TRY IT – Gather the lines from the material that contain "Monkeys".

PROVIDED ENTRIES –
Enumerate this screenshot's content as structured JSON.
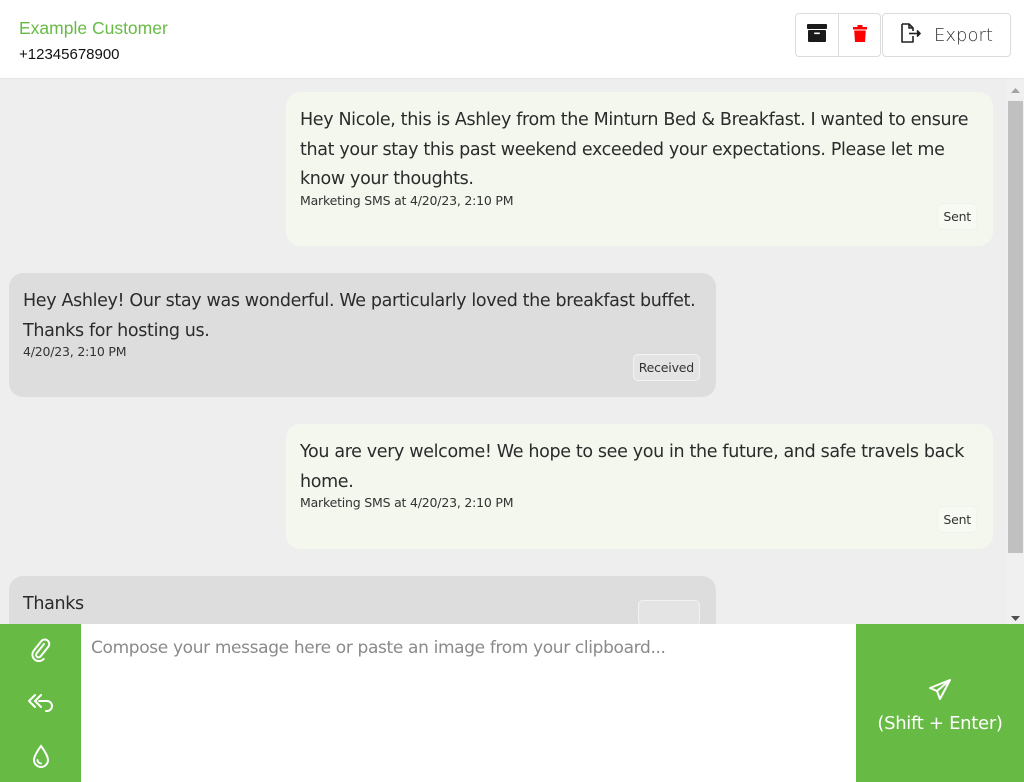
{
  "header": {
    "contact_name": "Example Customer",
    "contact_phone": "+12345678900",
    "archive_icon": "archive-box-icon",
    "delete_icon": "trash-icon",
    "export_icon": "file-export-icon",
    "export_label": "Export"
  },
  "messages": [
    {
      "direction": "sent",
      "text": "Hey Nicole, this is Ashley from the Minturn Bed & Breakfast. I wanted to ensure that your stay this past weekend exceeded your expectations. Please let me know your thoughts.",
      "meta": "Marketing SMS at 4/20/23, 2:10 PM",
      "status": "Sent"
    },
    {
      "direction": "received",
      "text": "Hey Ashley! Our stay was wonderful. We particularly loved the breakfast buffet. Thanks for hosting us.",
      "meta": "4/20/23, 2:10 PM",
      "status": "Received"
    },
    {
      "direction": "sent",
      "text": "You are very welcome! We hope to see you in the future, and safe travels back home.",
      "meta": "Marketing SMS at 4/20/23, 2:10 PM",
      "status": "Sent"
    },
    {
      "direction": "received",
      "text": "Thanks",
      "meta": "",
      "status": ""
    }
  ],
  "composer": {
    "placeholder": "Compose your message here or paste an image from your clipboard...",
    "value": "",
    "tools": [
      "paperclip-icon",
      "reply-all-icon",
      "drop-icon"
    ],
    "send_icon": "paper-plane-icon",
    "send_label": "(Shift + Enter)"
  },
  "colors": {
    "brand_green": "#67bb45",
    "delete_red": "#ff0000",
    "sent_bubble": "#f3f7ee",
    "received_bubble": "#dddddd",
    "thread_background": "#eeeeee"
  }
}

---

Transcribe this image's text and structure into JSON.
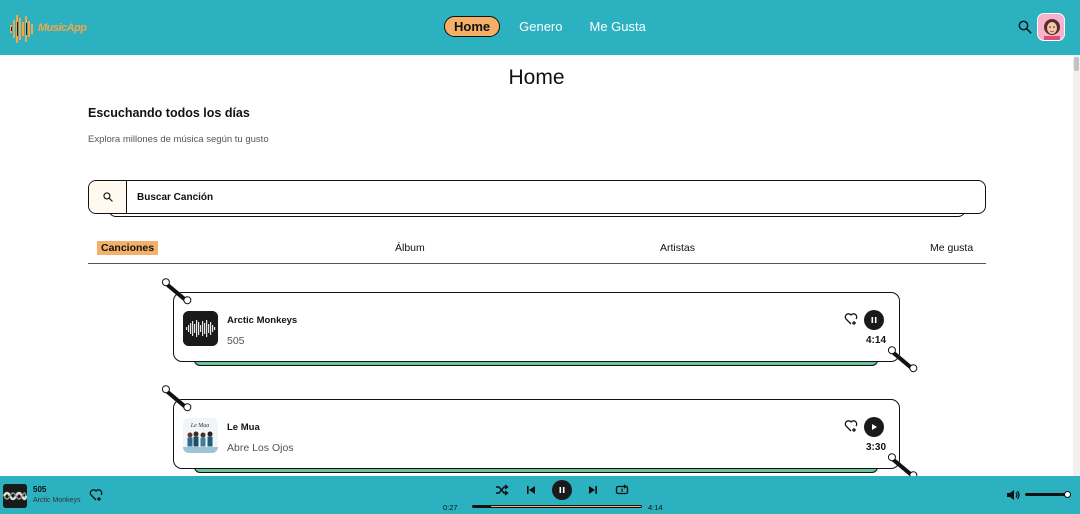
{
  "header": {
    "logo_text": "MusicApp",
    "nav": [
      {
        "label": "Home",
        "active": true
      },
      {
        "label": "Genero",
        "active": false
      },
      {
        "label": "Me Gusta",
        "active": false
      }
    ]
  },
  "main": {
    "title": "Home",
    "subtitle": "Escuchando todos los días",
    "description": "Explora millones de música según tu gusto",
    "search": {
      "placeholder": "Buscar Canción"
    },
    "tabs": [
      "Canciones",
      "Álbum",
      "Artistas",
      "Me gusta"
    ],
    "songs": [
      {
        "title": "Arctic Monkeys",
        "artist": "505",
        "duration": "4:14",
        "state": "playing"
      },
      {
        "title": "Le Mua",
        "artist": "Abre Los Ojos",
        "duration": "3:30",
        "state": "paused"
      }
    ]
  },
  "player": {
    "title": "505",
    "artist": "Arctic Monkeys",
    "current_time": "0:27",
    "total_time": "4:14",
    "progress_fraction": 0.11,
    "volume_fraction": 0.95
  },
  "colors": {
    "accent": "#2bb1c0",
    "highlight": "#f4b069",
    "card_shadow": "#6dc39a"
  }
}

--

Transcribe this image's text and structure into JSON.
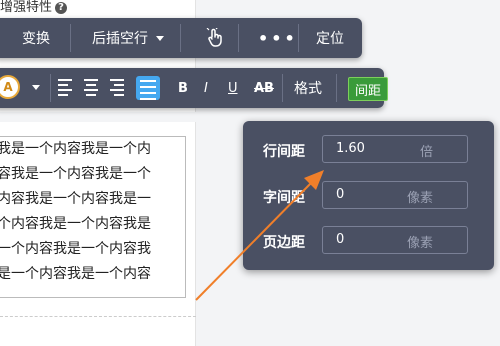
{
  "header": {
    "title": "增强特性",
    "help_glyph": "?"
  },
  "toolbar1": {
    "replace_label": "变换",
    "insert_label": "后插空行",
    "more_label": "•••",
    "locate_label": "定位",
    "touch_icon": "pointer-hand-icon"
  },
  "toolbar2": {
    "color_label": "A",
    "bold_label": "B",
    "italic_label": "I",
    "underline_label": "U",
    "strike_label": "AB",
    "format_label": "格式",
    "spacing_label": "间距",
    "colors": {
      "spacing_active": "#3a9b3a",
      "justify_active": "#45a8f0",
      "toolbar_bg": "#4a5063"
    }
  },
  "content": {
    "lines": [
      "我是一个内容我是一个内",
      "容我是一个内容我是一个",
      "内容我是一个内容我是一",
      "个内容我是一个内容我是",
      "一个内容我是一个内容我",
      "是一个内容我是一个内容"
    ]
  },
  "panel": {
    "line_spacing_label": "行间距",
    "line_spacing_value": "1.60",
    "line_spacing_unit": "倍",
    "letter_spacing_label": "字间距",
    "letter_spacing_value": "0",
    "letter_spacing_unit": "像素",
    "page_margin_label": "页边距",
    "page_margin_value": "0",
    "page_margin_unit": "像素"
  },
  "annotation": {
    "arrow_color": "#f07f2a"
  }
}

OUTPUT –
        "title": "Arctic Monkeys",
    "artist": "Arctic Monkeys",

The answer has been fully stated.